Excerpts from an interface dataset
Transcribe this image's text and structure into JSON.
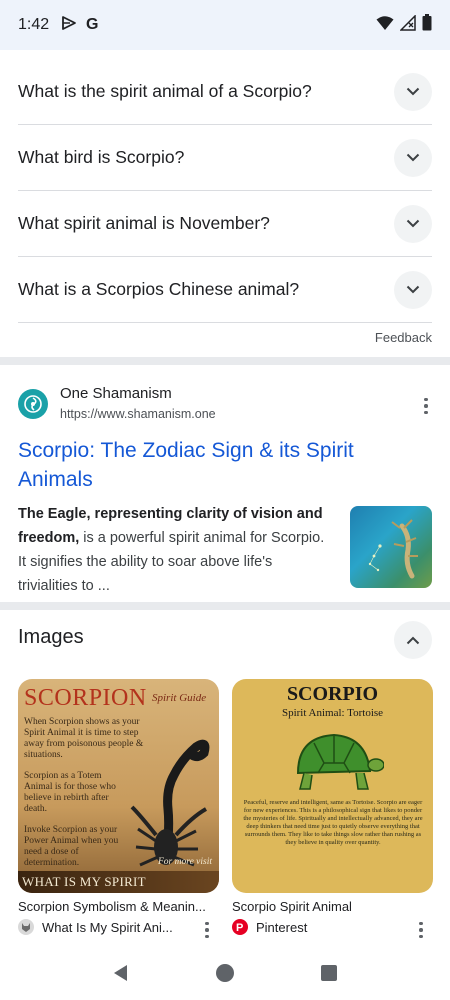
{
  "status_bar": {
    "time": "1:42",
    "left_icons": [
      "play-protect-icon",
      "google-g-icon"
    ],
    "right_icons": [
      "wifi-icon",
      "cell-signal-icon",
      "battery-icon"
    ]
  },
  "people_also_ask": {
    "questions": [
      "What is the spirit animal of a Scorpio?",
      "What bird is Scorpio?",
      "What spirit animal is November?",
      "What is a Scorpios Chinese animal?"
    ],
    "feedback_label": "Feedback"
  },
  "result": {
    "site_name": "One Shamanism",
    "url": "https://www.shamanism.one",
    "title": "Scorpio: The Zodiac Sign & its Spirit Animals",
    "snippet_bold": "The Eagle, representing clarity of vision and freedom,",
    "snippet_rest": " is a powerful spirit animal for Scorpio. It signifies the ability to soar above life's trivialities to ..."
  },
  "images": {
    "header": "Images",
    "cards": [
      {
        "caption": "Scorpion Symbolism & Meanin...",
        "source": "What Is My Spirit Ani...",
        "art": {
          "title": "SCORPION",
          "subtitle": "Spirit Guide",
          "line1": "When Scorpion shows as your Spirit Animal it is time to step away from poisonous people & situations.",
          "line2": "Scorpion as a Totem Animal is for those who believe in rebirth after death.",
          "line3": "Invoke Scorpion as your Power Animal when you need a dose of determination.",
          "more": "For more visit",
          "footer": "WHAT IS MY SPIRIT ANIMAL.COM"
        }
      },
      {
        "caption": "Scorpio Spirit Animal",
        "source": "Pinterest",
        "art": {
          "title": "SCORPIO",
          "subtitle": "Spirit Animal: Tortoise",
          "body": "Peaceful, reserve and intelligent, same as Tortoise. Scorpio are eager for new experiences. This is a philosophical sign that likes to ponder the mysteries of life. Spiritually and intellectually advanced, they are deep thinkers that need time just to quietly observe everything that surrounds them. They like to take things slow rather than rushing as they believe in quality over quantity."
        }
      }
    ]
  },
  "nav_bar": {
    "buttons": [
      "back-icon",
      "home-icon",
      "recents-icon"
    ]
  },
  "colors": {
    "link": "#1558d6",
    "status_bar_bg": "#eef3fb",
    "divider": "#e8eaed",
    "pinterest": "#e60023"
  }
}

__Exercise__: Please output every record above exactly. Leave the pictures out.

__Response__:
Transcribe this image's text and structure into JSON.
{
  "status_bar": {
    "time": "1:42",
    "left_icons": [
      "play-protect-icon",
      "google-g-icon"
    ],
    "right_icons": [
      "wifi-icon",
      "cell-signal-icon",
      "battery-icon"
    ]
  },
  "people_also_ask": {
    "questions": [
      "What is the spirit animal of a Scorpio?",
      "What bird is Scorpio?",
      "What spirit animal is November?",
      "What is a Scorpios Chinese animal?"
    ],
    "feedback_label": "Feedback"
  },
  "result": {
    "site_name": "One Shamanism",
    "url": "https://www.shamanism.one",
    "title": "Scorpio: The Zodiac Sign & its Spirit Animals",
    "snippet_bold": "The Eagle, representing clarity of vision and freedom,",
    "snippet_rest": " is a powerful spirit animal for Scorpio. It signifies the ability to soar above life's trivialities to ..."
  },
  "images": {
    "header": "Images",
    "cards": [
      {
        "caption": "Scorpion Symbolism & Meanin...",
        "source": "What Is My Spirit Ani...",
        "art": {
          "title": "SCORPION",
          "subtitle": "Spirit Guide",
          "line1": "When Scorpion shows as your Spirit Animal it is time to step away from poisonous people & situations.",
          "line2": "Scorpion as a Totem Animal is for those who believe in rebirth after death.",
          "line3": "Invoke Scorpion as your Power Animal when you need a dose of determination.",
          "more": "For more visit",
          "footer": "WHAT IS MY SPIRIT ANIMAL.COM"
        }
      },
      {
        "caption": "Scorpio Spirit Animal",
        "source": "Pinterest",
        "art": {
          "title": "SCORPIO",
          "subtitle": "Spirit Animal: Tortoise",
          "body": "Peaceful, reserve and intelligent, same as Tortoise. Scorpio are eager for new experiences. This is a philosophical sign that likes to ponder the mysteries of life. Spiritually and intellectually advanced, they are deep thinkers that need time just to quietly observe everything that surrounds them. They like to take things slow rather than rushing as they believe in quality over quantity."
        }
      }
    ]
  },
  "nav_bar": {
    "buttons": [
      "back-icon",
      "home-icon",
      "recents-icon"
    ]
  },
  "colors": {
    "link": "#1558d6",
    "status_bar_bg": "#eef3fb",
    "divider": "#e8eaed",
    "pinterest": "#e60023"
  }
}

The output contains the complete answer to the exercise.